HOW TO COMPLETE THIS TASK =>
Each record should reappear exactly in your answer, minus any picture.

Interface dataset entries
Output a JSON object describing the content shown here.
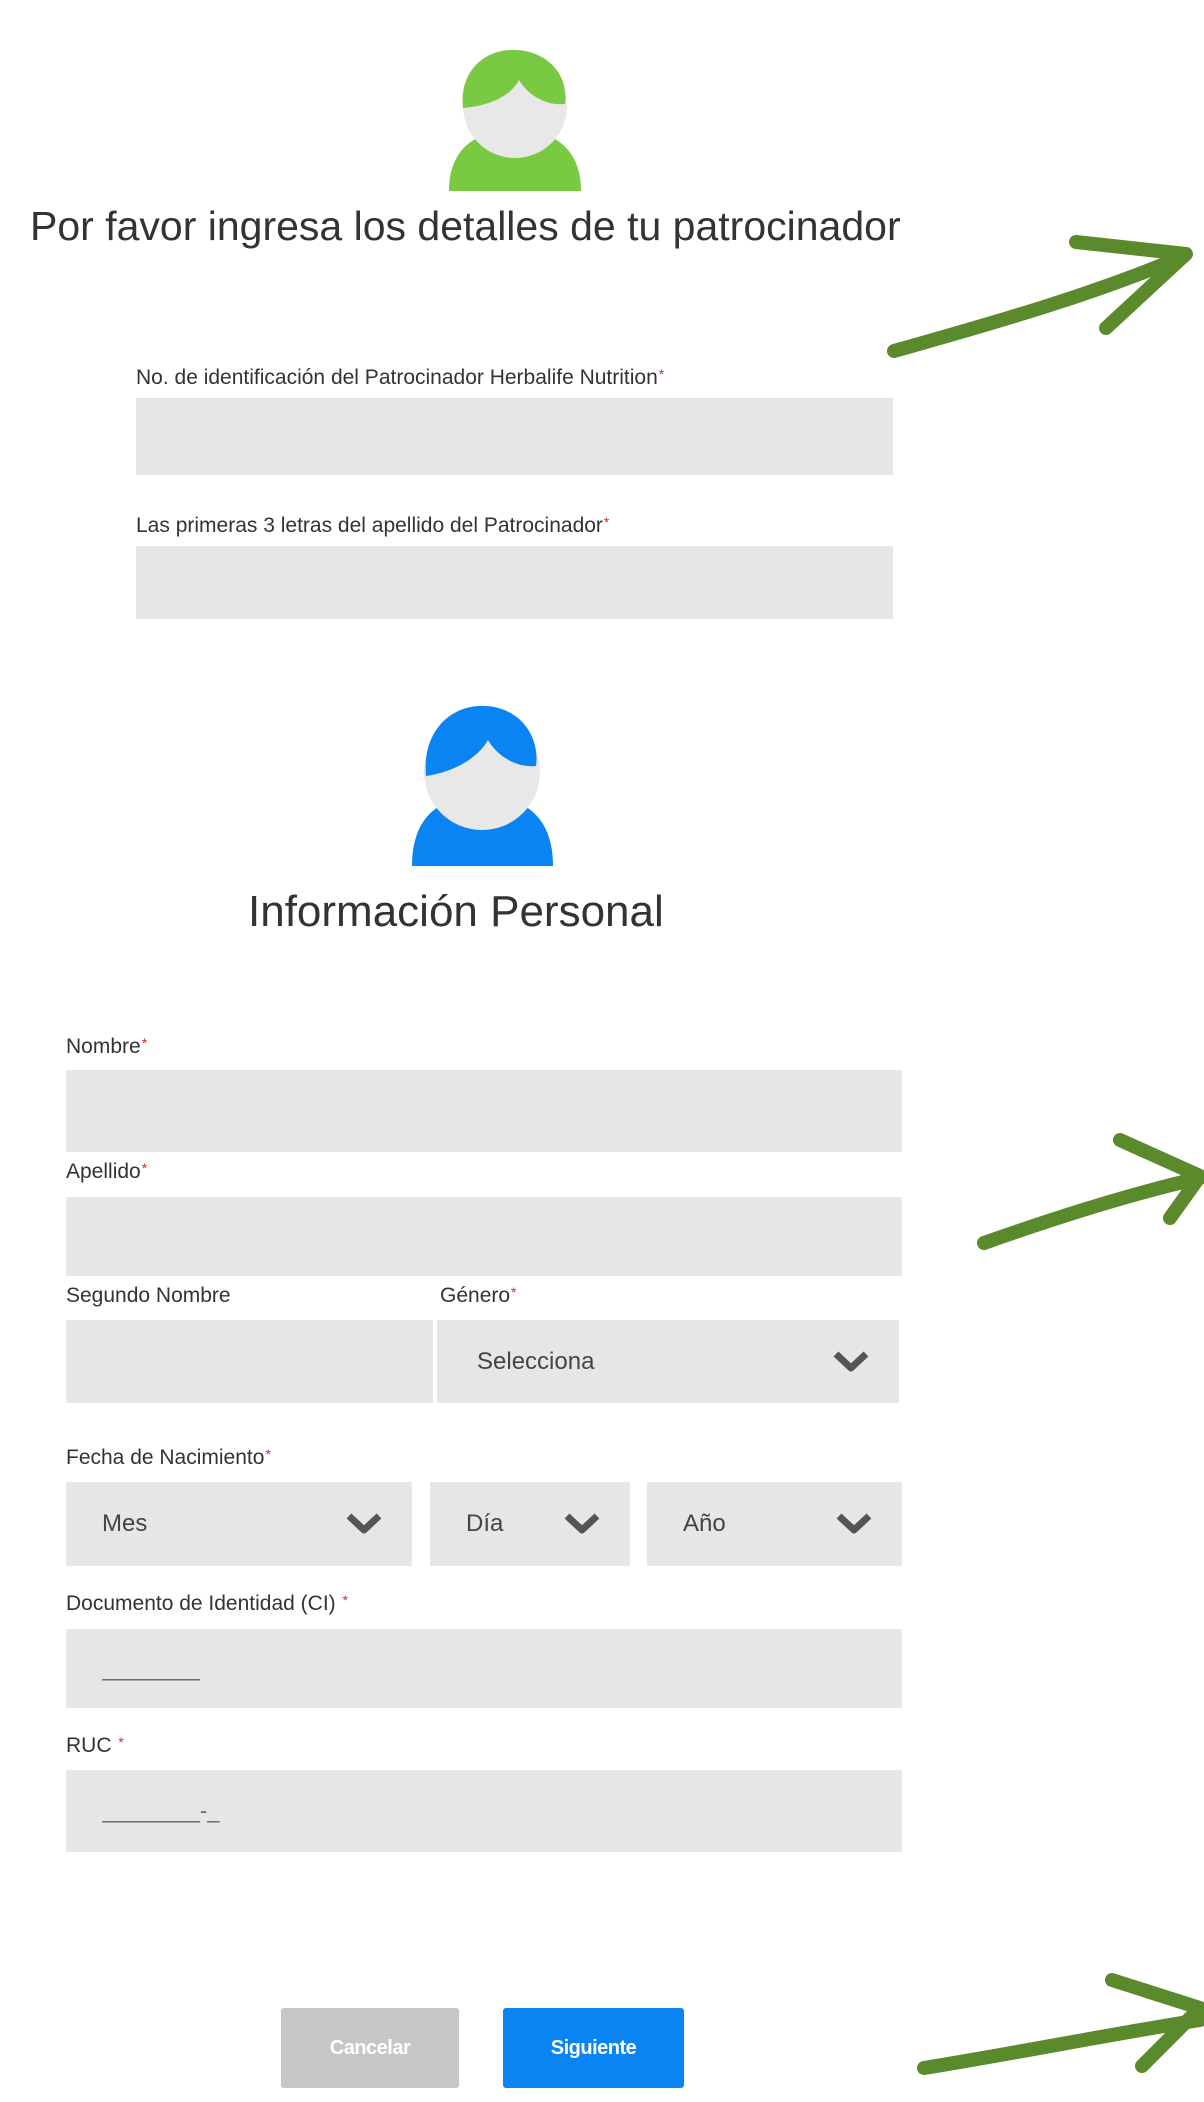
{
  "sponsor": {
    "title": "Por favor ingresa los detalles de tu patrocinador",
    "id_label": "No. de identificación del Patrocinador Herbalife Nutrition",
    "id_value": "",
    "lastname_label": "Las primeras 3 letras del apellido del Patrocinador",
    "lastname_value": ""
  },
  "personal": {
    "title": "Información Personal",
    "first_name_label": "Nombre",
    "last_name_label": "Apellido",
    "middle_name_label": "Segundo Nombre",
    "gender_label": "Género",
    "gender_value": "Selecciona",
    "birthdate_label": "Fecha de Nacimiento",
    "month_value": "Mes",
    "day_value": "Día",
    "year_value": "Año",
    "id_doc_label": "Documento de Identidad (CI)",
    "id_doc_placeholder": "________",
    "ruc_label": "RUC",
    "ruc_placeholder": "________-_"
  },
  "buttons": {
    "cancel": "Cancelar",
    "next": "Siguiente"
  },
  "required_marker": "*",
  "colors": {
    "sponsor_avatar": "#7ac943",
    "personal_avatar": "#0b84f3",
    "arrows": "#5a8a2b",
    "field_bg": "#e6e6e6",
    "required": "#e2231a"
  }
}
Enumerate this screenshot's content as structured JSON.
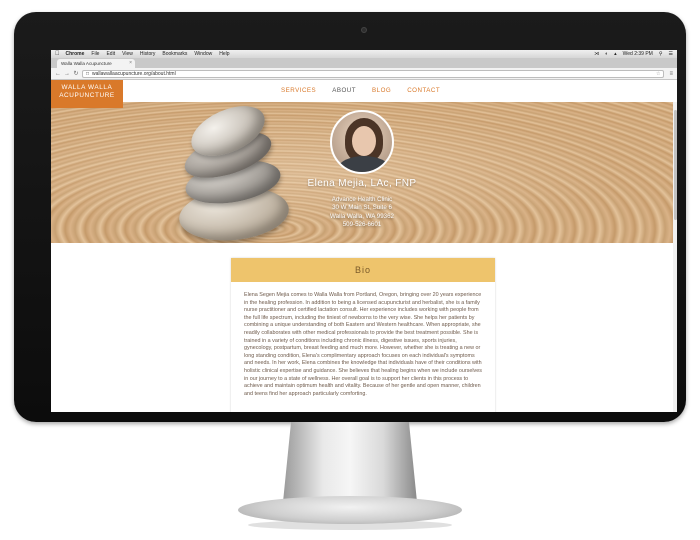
{
  "mac_menubar": {
    "items": [
      "Chrome",
      "File",
      "Edit",
      "View",
      "History",
      "Bookmarks",
      "Window",
      "Help"
    ],
    "clock": "Wed 2:39 PM"
  },
  "browser": {
    "tab_title": "Walla Walla Acupuncture",
    "url": "wallawallaacupuncture.org/about.html"
  },
  "site": {
    "logo_line1": "WALLA WALLA",
    "logo_line2": "ACUPUNCTURE",
    "nav": [
      {
        "label": "SERVICES",
        "active": false
      },
      {
        "label": "ABOUT",
        "active": true
      },
      {
        "label": "BLOG",
        "active": false
      },
      {
        "label": "CONTACT",
        "active": false
      }
    ],
    "name": "Elena Mejia, LAc, FNP",
    "address_lines": [
      "Advance Health Clinic",
      "30 W Main St, Suite 6",
      "Walla Walla, WA 99362",
      "509-526-6601"
    ],
    "bio_heading": "Bio",
    "bio_text": "Elena Segen Mejia comes to Walla Walla from Portland, Oregon, bringing over 20 years experience in the healing profession. In addition to being a licensed acupuncturist and herbalist, she is a family nurse practitioner and certified lactation consult. Her experience includes working with people from the full life spectrum, including the tiniest of newborns to the very wise. She helps her patients by combining a unique understanding of both Eastern and Western healthcare. When appropriate, she readily collaborates with other medical professionals to provide the best treatment possible. She is trained in a variety of conditions including chronic illness, digestive issues, sports injuries, gynecology, postpartum, breast feeding and much more. However, whether she is treating a new or long standing condition, Elena's complimentary approach focuses on each individual's symptoms and needs. In her work, Elena combines the knowledge that individuals have of their conditions with holistic clinical expertise and guidance. She believes that healing begins when we include ourselves in our journey to a state of wellness. Her overall goal is to support her clients in this process to achieve and maintain optimum health and vitality. Because of her gentle and open manner, children and teens find her approach particularly comforting."
  },
  "colors": {
    "brand_orange": "#d9792a",
    "bio_header": "#eec46c"
  }
}
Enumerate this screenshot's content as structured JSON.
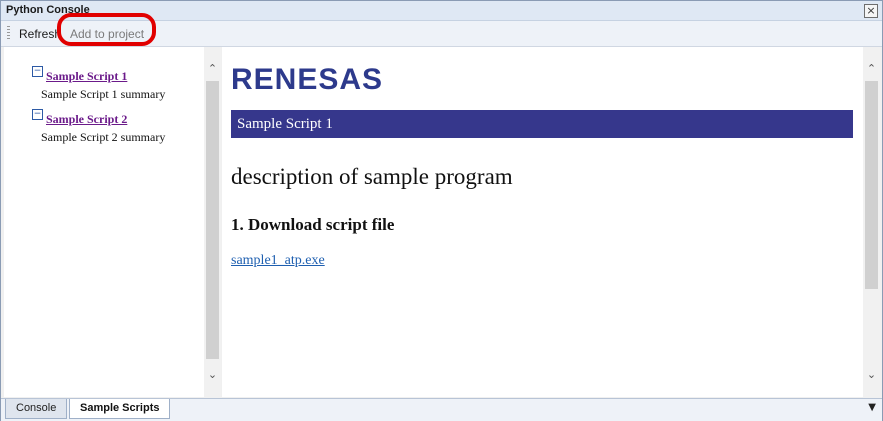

EXERCISE RESPONSE =>
Output a JSON object describing the content shown here.
{
  "sponsor": {
    "title": "Por favor ingresa los detalles de tu patrocinador",
    "id_label": "No. de identificación del Patrocinador Herbalife Nutrition",
    "id_value": "",
    "lastname_label": "Las primeras 3 letras del apellido del Patrocinador",
    "lastname_value": ""
  },
  "personal": {
    "title": "Información Personal",
    "first_name_label": "Nombre",
    "last_name_label": "Apellido",
    "middle_name_label": "Segundo Nombre",
    "gender_label": "Género",
    "gender_value": "Selecciona",
    "birthdate_label": "Fecha de Nacimiento",
    "month_value": "Mes",
    "day_value": "Día",
    "year_value": "Año",
    "id_doc_label": "Documento de Identidad (CI)",
    "id_doc_placeholder": "________",
    "ruc_label": "RUC",
    "ruc_placeholder": "________-_"
  },
  "buttons": {
    "cancel": "Cancelar",
    "next": "Siguiente"
  },
  "required_marker": "*",
  "colors": {
    "sponsor_avatar": "#7ac943",
    "personal_avatar": "#0b84f3",
    "arrows": "#5a8a2b",
    "field_bg": "#e6e6e6",
    "required": "#e2231a"
  }
}
Enumerate this screenshot's content as structured JSON.
{
  "mac_menubar": {
    "items": [
      "Chrome",
      "File",
      "Edit",
      "View",
      "History",
      "Bookmarks",
      "Window",
      "Help"
    ],
    "clock": "Wed 2:39 PM"
  },
  "browser": {
    "tab_title": "Walla Walla Acupuncture",
    "url": "wallawallaacupuncture.org/about.html"
  },
  "site": {
    "logo_line1": "WALLA WALLA",
    "logo_line2": "ACUPUNCTURE",
    "nav": [
      {
        "label": "SERVICES",
        "active": false
      },
      {
        "label": "ABOUT",
        "active": true
      },
      {
        "label": "BLOG",
        "active": false
      },
      {
        "label": "CONTACT",
        "active": false
      }
    ],
    "name": "Elena Mejia, LAc, FNP",
    "address_lines": [
      "Advance Health Clinic",
      "30 W Main St, Suite 6",
      "Walla Walla, WA 99362",
      "509-526-6601"
    ],
    "bio_heading": "Bio",
    "bio_text": "Elena Segen Mejia comes to Walla Walla from Portland, Oregon, bringing over 20 years experience in the healing profession. In addition to being a licensed acupuncturist and herbalist, she is a family nurse practitioner and certified lactation consult. Her experience includes working with people from the full life spectrum, including the tiniest of newborns to the very wise. She helps her patients by combining a unique understanding of both Eastern and Western healthcare. When appropriate, she readily collaborates with other medical professionals to provide the best treatment possible. She is trained in a variety of conditions including chronic illness, digestive issues, sports injuries, gynecology, postpartum, breast feeding and much more. However, whether she is treating a new or long standing condition, Elena's complimentary approach focuses on each individual's symptoms and needs. In her work, Elena combines the knowledge that individuals have of their conditions with holistic clinical expertise and guidance. She believes that healing begins when we include ourselves in our journey to a state of wellness. Her overall goal is to support her clients in this process to achieve and maintain optimum health and vitality. Because of her gentle and open manner, children and teens find her approach particularly comforting."
  },
  "colors": {
    "brand_orange": "#d9792a",
    "bio_header": "#eec46c"
  }
}
Enumerate this screenshot's content as structured JSON.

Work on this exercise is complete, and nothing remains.